The biggest surprise for them about cruising has been that it’s a lot more difficult than they thought it would be. “The worst thing about the Med is the sailing,” says Wayne. “You either have too much wind or not enough wind,” adds Angie. They are history aficionados and steep themselves in the history of every place they visit. They love that aspect of cruising and also, the chance to explore new cultures. However, while in Malta, they’ve been at a bit of a crossroads trying to map out the next chapter of their lives – to set up shop and work in Malta, to sail further afield outside Europe, or to swallow the anchor. These are the questions they’ve been pondering. They recently accepted jobs in Malta, to beef up the cruising kitty. Tom and I know only too well the importance not only of keeping the income flowing, but also, of adding variety to the lifestyle, so we applaud their decision and wish them every success.




Jarl Lindblom 35
Eero and Pirjo Ranta
Hanko, Finland 

Our neighbors in the marina, Eero and Pirjo, boat builder and carpenter respectively, are on a one-year sailing sabbatical from their jobs back home. In fact, they need to be back in Finland  by June 1, as Eero has a 35-foot boat to build and he plans to do it in one year’s time, not the one and a half years usually taken for that type of project. Before leaving Finland, they completely refurbished their classic, 74-year-old sailboat with a fascinating history, transforming her into the elegant beauty she is today.

The winds typically blow at 35 knots in their area of Finland, so Johanna and her crew are of hardy stock. With Eero and Pirjo, we explored the hiking paths of Malta, walked the ancient cobbled streets, shared meals and even a few drinks.
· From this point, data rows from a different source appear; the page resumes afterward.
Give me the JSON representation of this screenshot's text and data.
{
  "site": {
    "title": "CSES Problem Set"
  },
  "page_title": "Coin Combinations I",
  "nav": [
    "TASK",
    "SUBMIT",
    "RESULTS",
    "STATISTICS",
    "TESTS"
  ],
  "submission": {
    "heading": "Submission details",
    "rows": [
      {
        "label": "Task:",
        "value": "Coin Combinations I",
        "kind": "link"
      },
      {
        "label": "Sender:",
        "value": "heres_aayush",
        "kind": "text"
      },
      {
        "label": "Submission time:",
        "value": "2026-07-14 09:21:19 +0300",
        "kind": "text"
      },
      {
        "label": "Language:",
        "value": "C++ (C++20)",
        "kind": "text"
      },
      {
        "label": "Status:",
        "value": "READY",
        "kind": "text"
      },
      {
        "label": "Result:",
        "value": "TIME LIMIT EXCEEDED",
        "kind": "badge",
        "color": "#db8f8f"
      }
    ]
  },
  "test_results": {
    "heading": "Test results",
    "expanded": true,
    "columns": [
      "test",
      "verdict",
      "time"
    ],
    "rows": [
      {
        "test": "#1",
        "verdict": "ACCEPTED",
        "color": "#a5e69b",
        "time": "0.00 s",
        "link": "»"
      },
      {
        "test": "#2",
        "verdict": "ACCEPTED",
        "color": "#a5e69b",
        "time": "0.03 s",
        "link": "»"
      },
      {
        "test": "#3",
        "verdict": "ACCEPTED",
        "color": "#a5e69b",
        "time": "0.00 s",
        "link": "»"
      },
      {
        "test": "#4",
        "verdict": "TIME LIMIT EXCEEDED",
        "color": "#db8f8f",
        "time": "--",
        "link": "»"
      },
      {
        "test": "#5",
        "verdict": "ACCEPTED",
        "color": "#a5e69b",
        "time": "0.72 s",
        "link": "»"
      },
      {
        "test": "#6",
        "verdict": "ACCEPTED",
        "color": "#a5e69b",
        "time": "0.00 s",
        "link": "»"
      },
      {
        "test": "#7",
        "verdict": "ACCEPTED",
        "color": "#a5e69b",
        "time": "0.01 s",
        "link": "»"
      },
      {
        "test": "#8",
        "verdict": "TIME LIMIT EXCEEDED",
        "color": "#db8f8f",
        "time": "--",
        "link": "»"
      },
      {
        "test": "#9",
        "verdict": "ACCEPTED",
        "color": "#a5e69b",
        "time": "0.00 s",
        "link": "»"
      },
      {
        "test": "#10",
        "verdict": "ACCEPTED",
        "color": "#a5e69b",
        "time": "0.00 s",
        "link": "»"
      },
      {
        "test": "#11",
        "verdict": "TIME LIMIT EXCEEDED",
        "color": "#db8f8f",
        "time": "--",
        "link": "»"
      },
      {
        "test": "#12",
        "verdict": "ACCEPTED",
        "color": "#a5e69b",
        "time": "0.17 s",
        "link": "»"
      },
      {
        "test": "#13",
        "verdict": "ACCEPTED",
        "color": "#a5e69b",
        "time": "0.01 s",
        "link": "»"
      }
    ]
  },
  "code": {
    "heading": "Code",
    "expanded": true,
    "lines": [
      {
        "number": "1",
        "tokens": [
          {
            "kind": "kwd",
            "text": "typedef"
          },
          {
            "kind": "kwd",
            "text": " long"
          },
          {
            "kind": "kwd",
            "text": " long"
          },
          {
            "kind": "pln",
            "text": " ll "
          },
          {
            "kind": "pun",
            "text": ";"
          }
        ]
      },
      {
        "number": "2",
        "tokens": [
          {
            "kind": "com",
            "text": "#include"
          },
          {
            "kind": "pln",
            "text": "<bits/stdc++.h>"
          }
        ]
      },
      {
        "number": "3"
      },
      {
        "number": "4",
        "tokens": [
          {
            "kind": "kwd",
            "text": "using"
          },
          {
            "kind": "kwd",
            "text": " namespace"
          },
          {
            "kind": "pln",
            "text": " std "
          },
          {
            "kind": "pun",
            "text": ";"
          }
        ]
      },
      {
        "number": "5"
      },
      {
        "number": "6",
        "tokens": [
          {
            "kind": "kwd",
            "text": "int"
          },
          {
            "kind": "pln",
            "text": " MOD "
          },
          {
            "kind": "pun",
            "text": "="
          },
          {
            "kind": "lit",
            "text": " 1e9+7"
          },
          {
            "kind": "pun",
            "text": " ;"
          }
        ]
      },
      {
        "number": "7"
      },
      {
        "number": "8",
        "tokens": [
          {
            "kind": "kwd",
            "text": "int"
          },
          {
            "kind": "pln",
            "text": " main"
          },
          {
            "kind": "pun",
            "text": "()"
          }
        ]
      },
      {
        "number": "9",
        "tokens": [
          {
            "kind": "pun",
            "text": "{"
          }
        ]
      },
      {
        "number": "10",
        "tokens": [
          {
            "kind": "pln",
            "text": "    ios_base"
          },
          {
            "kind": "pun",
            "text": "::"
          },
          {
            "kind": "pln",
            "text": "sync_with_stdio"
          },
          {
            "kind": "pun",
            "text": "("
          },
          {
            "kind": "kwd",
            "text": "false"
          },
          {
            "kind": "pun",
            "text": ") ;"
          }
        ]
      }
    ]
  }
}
Tom and I enjoyed their humor and were in awe of their entertaining and guiding skills as they hosted a string of family and friends while in Malta, 30 in all, going out for daysails regularly. We joked that they should be on salary with the Malta Chamber of Commerce. Their return route will find them sailing to the Italian island of Pantelleria, then Tunisia, Sardinia, and the French Canals. Their hope is to head off again in 10 years time, for a longer, much more leisurely sailing sabbatical, perhaps aboard a larger boat.




Rhumb Line
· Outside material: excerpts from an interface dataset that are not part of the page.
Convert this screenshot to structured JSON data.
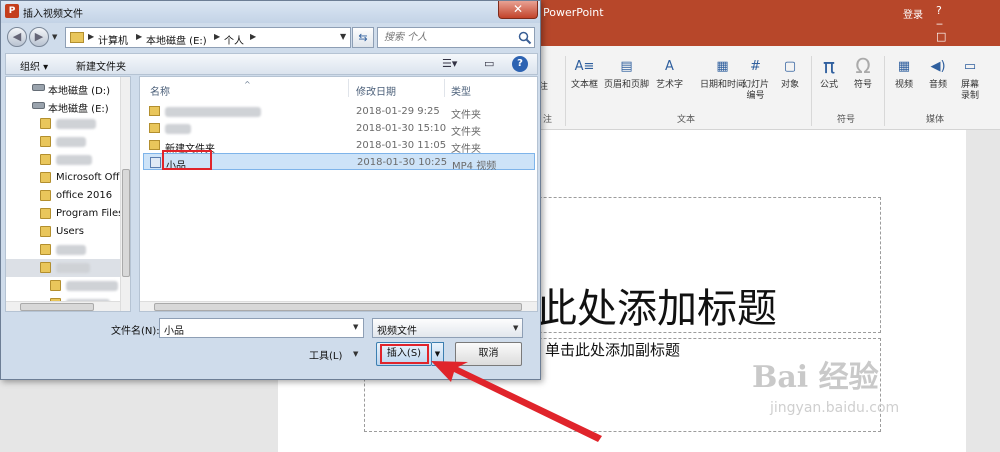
{
  "powerpoint": {
    "app_name": "PowerPoint",
    "login": "登录",
    "window_controls": "? ‒ □",
    "ribbon": {
      "buttons": [
        {
          "label": "文本框",
          "icon": "textbox-icon"
        },
        {
          "label": "页眉和页脚",
          "icon": "header-footer-icon"
        },
        {
          "label": "艺术字",
          "icon": "wordart-icon"
        },
        {
          "label": "日期和时间",
          "icon": "calendar-icon"
        },
        {
          "label": "幻灯片\n编号",
          "icon": "slide-number-icon"
        },
        {
          "label": "对象",
          "icon": "object-icon"
        },
        {
          "label": "公式",
          "icon": "pi-icon"
        },
        {
          "label": "符号",
          "icon": "omega-icon"
        },
        {
          "label": "视频",
          "icon": "film-icon"
        },
        {
          "label": "音频",
          "icon": "speaker-icon"
        },
        {
          "label": "屏幕\n录制",
          "icon": "screen-record-icon"
        }
      ],
      "partial_label": "注",
      "partial_label2": "注",
      "groups": [
        "文本",
        "符号",
        "媒体"
      ]
    },
    "slide": {
      "title": "此处添加标题",
      "subtitle": "单击此处添加副标题"
    },
    "watermark": {
      "text": "Bai 经验",
      "url": "jingyan.baidu.com"
    }
  },
  "dialog": {
    "title": "插入视频文件",
    "close_label": "✕",
    "address": {
      "crumbs": [
        "计算机",
        "本地磁盘 (E:)",
        "个人"
      ]
    },
    "search": {
      "placeholder": "搜索 个人"
    },
    "toolbar": {
      "organize": "组织 ▾",
      "new_folder": "新建文件夹"
    },
    "nav_tree": [
      {
        "label": "本地磁盘 (D:)",
        "kind": "drive"
      },
      {
        "label": "本地磁盘 (E:)",
        "kind": "drive"
      },
      {
        "label": "",
        "kind": "folder"
      },
      {
        "label": "",
        "kind": "folder"
      },
      {
        "label": "",
        "kind": "folder"
      },
      {
        "label": "Microsoft Off",
        "kind": "folder"
      },
      {
        "label": "office 2016",
        "kind": "folder"
      },
      {
        "label": "Program Files",
        "kind": "folder"
      },
      {
        "label": "Users",
        "kind": "folder"
      },
      {
        "label": "",
        "kind": "folder"
      },
      {
        "label": "",
        "kind": "folder"
      },
      {
        "label": "s",
        "kind": "folder"
      },
      {
        "label": "",
        "kind": "folder"
      }
    ],
    "columns": {
      "name": "名称",
      "modified": "修改日期",
      "type": "类型"
    },
    "files": [
      {
        "name": "",
        "modified": "2018-01-29 9:25",
        "type": "文件夹",
        "kind": "folder"
      },
      {
        "name": "",
        "modified": "2018-01-30 15:10",
        "type": "文件夹",
        "kind": "folder"
      },
      {
        "name": "新建文件夹",
        "modified": "2018-01-30 11:05",
        "type": "文件夹",
        "kind": "folder"
      },
      {
        "name": "小品",
        "modified": "2018-01-30 10:25",
        "type": "MP4 视频",
        "kind": "video"
      }
    ],
    "filename_label": "文件名(N):",
    "filename_value": "小品",
    "file_type_filter": "视频文件",
    "tools_label": "工具(L)",
    "insert_label": "插入(S)",
    "cancel_label": "取消"
  },
  "colors": {
    "ppt_accent": "#b7472a",
    "highlight_red": "#e0242b",
    "selection_blue": "#cde3f8"
  }
}
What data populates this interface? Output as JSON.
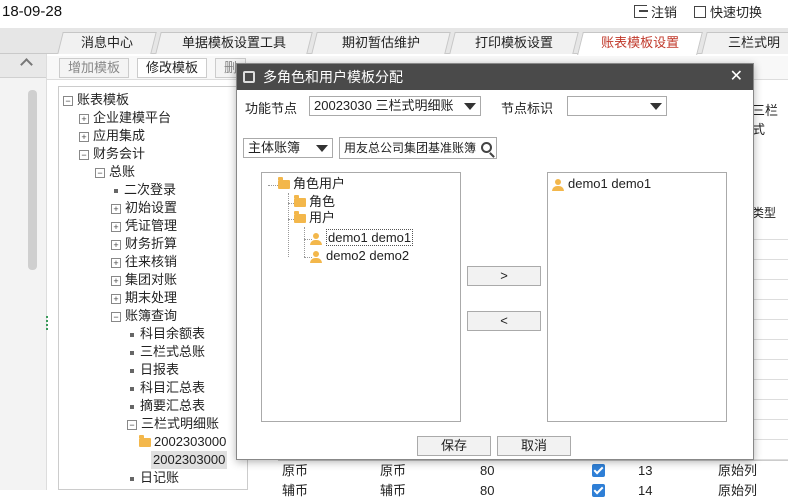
{
  "topbar": {
    "date": "18-09-28",
    "logout": "注销",
    "quick_switch": "快速切换"
  },
  "tabs": [
    "消息中心",
    "单据模板设置工具",
    "期初暂估维护",
    "打印模板设置",
    "账表模板设置",
    "三栏式明"
  ],
  "toolbar": {
    "add_template": "增加模板",
    "edit_template": "修改模板",
    "delete_partial": "删"
  },
  "tree": {
    "root": "账表模板",
    "items": [
      "企业建模平台",
      "应用集成",
      "财务会计",
      "总账",
      "二次登录",
      "初始设置",
      "凭证管理",
      "财务折算",
      "往来核销",
      "集团对账",
      "期末处理",
      "账簿查询",
      "科目余额表",
      "三栏式总账",
      "日报表",
      "科目汇总表",
      "摘要汇总表",
      "三栏式明细账",
      "2002303000",
      "2002303000",
      "日记账"
    ]
  },
  "background": {
    "col_type": "类型",
    "partial_right_label": "三栏式",
    "rows": [
      {
        "c1": "原币",
        "c2": "原币",
        "c3": "80",
        "num": "13",
        "last": "原始列"
      },
      {
        "c1": "辅币",
        "c2": "辅币",
        "c3": "80",
        "num": "14",
        "last": "原始列"
      }
    ]
  },
  "dialog": {
    "title": "多角色和用户模板分配",
    "node_label": "功能节点",
    "node_value": "20023030  三栏式明细账",
    "node_flag_label": "节点标识",
    "node_flag_value": "",
    "book_select": "主体账簿",
    "book_search": "用友总公司集团基准账簿",
    "left_tree": {
      "root": "角色用户",
      "role": "角色",
      "user": "用户",
      "users": [
        "demo1  demo1",
        "demo2  demo2"
      ]
    },
    "right_list": [
      "demo1  demo1"
    ],
    "move_right": ">",
    "move_left": "<",
    "save": "保存",
    "cancel": "取消"
  }
}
Whitby 42
Ted and Trish Mead 
Burlington, Vermont

Ted, a retired engineer, and Trish, a sailmaker, swimmer, and hiker extraordinaire, are no strangers to cruising, having visited just about every Mediterranean country on the chart, as well as the Caribbean, eastern U.S., and Canada. When asked what his favorite cruising grounds were, Ted unhesitatingly replied, “the east coast of Maine. It’s just beautiful and never crowded. A close second would be Scotland.” 

Trish likes every place, but the Bahamas and the Peloponnese of Greece stand out. You see them zooming around on their bicycles and it’s not hard to believe that they’ve done a lot of skiing, camping, and general adventuring in the past. They simply glow with joie de vivre but after four years in the Caribbean and 12 in the Mediterranean, this energetic pair, who carry their years (81 and 65) with aplomb, have decided to put their boat on the market. They’re not certain what they’ll do or where they’ll settle if and when their well-found, lovely boat sells, but they’re thinking about Mexico (among other locations). Sounds like a good plan to us as Mexico is one of our favorite places. In the meantime, springtime will find them exploring Tunisia.

A Gallery Of Friends

Here are a few more smiling faces from the family of Malta cruisers, taken over the winter of 2009. Enjoy…

Angelique: George and Bernadette (Australia and Germany) Aquatint: John and Carol (UK) Aurora: Rusty and Jean (UK)
Bonus: John and Barbara (UK)   Cantana: Goran and Aylin (Sweden and Turkey)
DeepBlue: Chris and Sandra (UK) Buruda: Mike and Pat (Malta)  Makka: Mark and Maxine (Malta)
Penguin: Phil and Maria (Australia)   Quintessence: Jim and Daphne (UK)
Sea Fox: Phil and Wendy (UK) Diatonic: Tony and Di (UK) Ymer: Lars and Carin (Sweden)